8 March 2001 Terahertz spectroscopy of semiconductors at high excitation level
Author Affiliations +
Proceedings Volume 4318, Smart Optical Inorganic Structures and Devices; (2001) https://doi.org/10.1117/12.417590
Event: Advanced Optical Materials and Devices, 2000, Vilnius, United States
Abstract

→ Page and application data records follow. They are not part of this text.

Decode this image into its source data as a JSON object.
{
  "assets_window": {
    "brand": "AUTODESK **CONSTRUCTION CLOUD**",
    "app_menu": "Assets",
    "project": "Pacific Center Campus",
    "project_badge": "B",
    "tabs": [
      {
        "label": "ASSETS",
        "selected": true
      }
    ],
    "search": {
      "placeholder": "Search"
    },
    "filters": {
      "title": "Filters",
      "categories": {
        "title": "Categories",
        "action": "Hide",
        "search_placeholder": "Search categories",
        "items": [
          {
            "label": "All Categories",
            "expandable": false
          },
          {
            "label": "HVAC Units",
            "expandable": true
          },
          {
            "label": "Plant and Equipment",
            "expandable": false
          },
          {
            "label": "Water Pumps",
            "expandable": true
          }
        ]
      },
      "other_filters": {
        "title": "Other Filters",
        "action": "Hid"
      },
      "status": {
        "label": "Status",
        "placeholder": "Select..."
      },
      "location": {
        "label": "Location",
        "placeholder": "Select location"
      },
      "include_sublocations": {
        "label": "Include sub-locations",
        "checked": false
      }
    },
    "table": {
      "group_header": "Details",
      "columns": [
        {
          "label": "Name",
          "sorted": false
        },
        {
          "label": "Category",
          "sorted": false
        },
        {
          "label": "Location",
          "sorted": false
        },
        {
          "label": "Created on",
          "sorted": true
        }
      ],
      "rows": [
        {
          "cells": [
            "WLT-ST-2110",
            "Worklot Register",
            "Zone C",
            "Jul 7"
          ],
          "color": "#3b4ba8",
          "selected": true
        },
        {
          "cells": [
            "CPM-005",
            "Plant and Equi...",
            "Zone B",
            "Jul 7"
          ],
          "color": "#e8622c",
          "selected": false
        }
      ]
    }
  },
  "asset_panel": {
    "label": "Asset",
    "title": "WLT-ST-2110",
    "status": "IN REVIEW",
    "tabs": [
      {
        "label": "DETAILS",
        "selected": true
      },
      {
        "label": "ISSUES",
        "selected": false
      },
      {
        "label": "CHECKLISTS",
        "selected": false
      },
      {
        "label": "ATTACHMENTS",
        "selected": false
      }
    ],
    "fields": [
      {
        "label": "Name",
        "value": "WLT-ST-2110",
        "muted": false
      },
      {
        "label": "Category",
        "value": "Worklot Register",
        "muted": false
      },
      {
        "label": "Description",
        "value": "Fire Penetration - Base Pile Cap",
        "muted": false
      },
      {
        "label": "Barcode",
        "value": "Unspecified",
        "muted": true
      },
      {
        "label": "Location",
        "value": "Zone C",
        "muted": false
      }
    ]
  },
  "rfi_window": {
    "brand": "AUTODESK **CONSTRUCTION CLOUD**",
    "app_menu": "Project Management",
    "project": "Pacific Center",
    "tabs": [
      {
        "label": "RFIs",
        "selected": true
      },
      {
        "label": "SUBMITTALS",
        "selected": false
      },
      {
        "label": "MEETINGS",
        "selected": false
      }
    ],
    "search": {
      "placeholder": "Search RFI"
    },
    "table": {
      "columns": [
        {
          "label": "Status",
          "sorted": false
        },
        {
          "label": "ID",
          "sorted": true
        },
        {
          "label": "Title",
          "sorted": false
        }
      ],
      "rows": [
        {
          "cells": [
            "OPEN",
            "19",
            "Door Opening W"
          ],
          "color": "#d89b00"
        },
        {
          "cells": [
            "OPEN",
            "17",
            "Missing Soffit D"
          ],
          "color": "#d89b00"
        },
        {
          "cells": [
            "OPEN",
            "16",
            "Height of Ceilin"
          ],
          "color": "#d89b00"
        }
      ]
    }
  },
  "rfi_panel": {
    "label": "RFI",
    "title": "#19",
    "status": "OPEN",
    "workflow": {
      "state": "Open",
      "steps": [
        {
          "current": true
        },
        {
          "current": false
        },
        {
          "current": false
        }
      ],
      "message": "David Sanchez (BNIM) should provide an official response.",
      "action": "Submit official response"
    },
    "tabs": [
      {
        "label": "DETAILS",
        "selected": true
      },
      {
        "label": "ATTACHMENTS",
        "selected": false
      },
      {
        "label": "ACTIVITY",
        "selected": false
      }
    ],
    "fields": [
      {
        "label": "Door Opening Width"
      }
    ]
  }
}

The tunneling ionization of deep impurity centers induced by high-intensity terahertz radiation is investigated in the frequency range of transition between the quasi-static and the high frequency regime. A drastic enhancement of the terahertz tunneling ionization of deep impurities in semiconductors has been observed in the high frequency limit of (omega) (tau) <<T 1 ((omega) is electric field frequency and (tau) is the tunneling time). For a given constant tunneling rate an increase of frequency by a factor of seven leads to a drop of the required electric field strength by three orders of magnitude. In the opposite limit of (omega) (tau) <<T 1 within a broad range of intensity, frequency and temperature, the terahertz electric field of the radiation acts like a static field. The ionization can be described as phonon-assisted tunneling in which carrier emission is accompanied by defect tunneling in configuration space and electron tunneling in the electric field of the radiation. At high intensities the ionization is caused by the direct tunneling without involving phonons. Phonon assisted tunneling in high frequency as well as static electric fields is suggested as a method for the characterization of deep impurities in semiconductors. It is shown that an analysis of the field and temperature dependences of the ionization probability allows to obtain defect parameters like tunneling times, the Huang-Rhys factor as well as the basic structure of the defect adiabatic potentials.
© (2001) COPYRIGHT Society of Photo-Optical Instrumentation Engineers (SPIE). Downloading of the abstract is permitted for personal use only.
Sergey D. Ganichev, "Terahertz spectroscopy of semiconductors at high excitation level", Proc. SPIE 4318, Smart Optical Inorganic Structures and Devices, (8 March 2001); doi: 10.1117/12.417590; https://doi.org/10.1117/12.417590
PROCEEDINGS
11 PAGES


SHARE
Back to Top